[Recorded data]
----------------------------------------
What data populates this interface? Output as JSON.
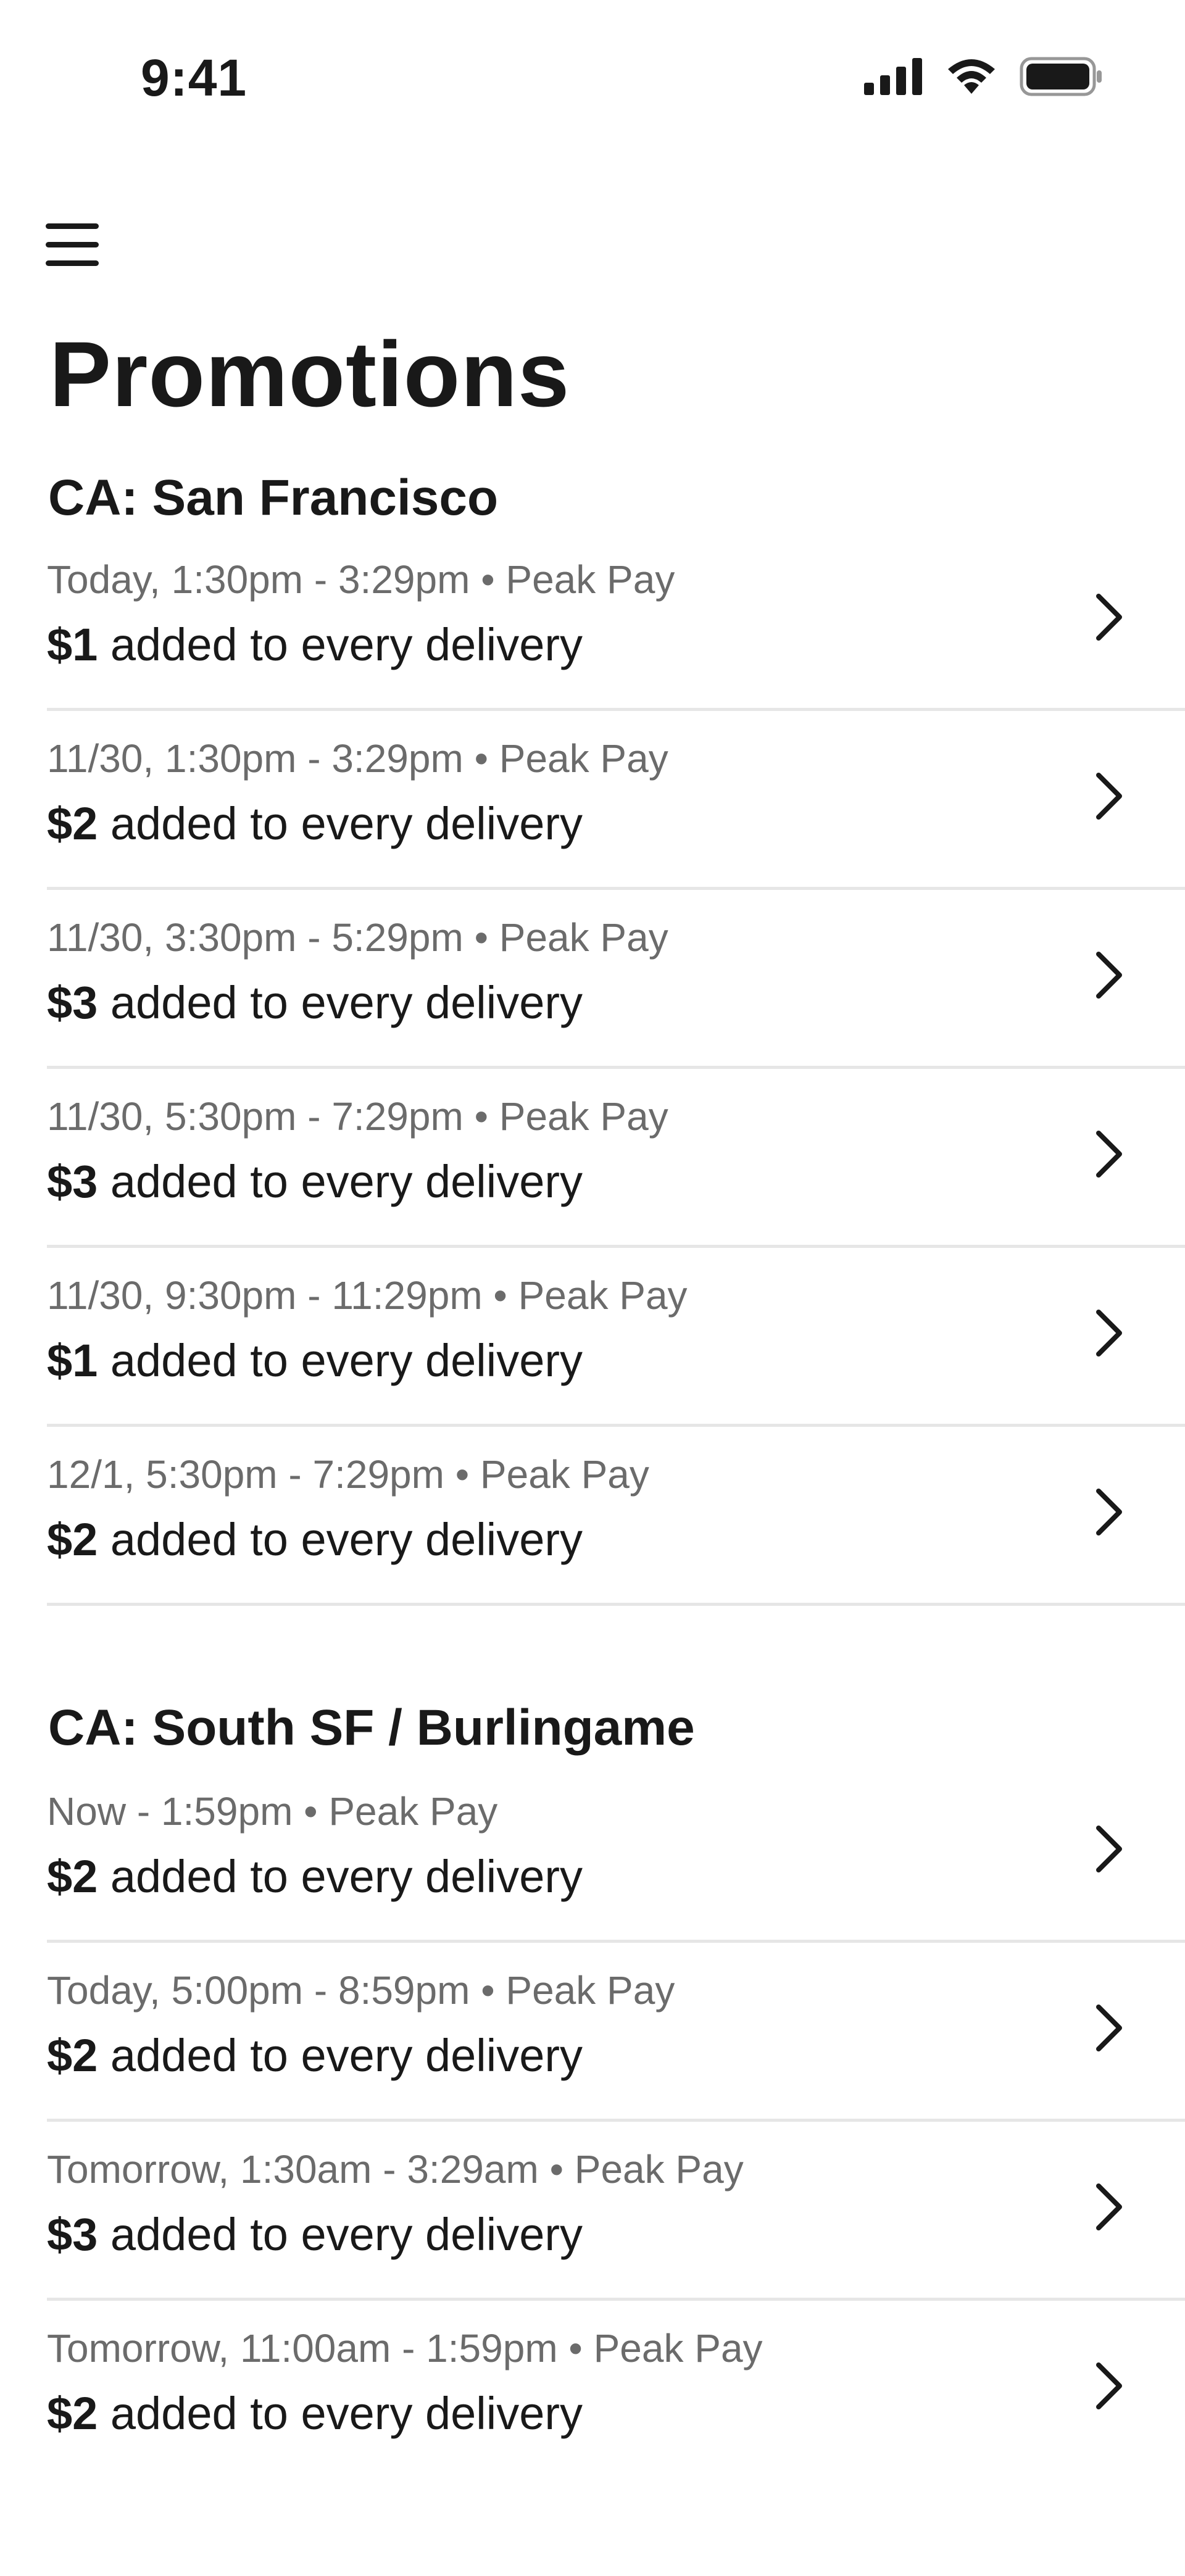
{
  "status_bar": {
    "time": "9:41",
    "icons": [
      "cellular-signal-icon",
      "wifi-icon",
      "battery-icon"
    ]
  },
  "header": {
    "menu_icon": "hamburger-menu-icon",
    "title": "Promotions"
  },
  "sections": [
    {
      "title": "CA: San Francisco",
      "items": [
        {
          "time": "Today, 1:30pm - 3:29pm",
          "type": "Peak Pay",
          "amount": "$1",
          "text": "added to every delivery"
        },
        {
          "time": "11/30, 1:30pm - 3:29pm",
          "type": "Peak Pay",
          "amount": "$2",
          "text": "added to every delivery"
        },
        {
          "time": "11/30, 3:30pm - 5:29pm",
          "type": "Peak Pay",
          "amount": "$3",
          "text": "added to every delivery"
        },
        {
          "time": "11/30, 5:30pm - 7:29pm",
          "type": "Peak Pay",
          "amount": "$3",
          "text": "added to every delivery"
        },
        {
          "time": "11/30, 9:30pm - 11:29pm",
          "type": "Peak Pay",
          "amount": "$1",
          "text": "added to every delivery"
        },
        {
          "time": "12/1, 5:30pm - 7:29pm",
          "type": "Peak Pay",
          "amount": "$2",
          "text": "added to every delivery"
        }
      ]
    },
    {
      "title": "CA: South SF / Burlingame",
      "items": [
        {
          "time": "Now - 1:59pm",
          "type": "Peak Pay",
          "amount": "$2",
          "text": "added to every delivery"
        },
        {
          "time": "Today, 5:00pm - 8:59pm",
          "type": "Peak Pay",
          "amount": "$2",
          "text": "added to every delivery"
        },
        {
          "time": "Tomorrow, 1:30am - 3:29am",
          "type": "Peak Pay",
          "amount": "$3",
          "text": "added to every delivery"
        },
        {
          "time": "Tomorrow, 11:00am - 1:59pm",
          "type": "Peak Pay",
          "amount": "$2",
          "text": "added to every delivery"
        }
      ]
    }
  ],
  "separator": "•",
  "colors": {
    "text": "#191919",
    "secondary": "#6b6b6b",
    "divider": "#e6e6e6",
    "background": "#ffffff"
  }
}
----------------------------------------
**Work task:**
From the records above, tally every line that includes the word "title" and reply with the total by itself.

**Your response:**
3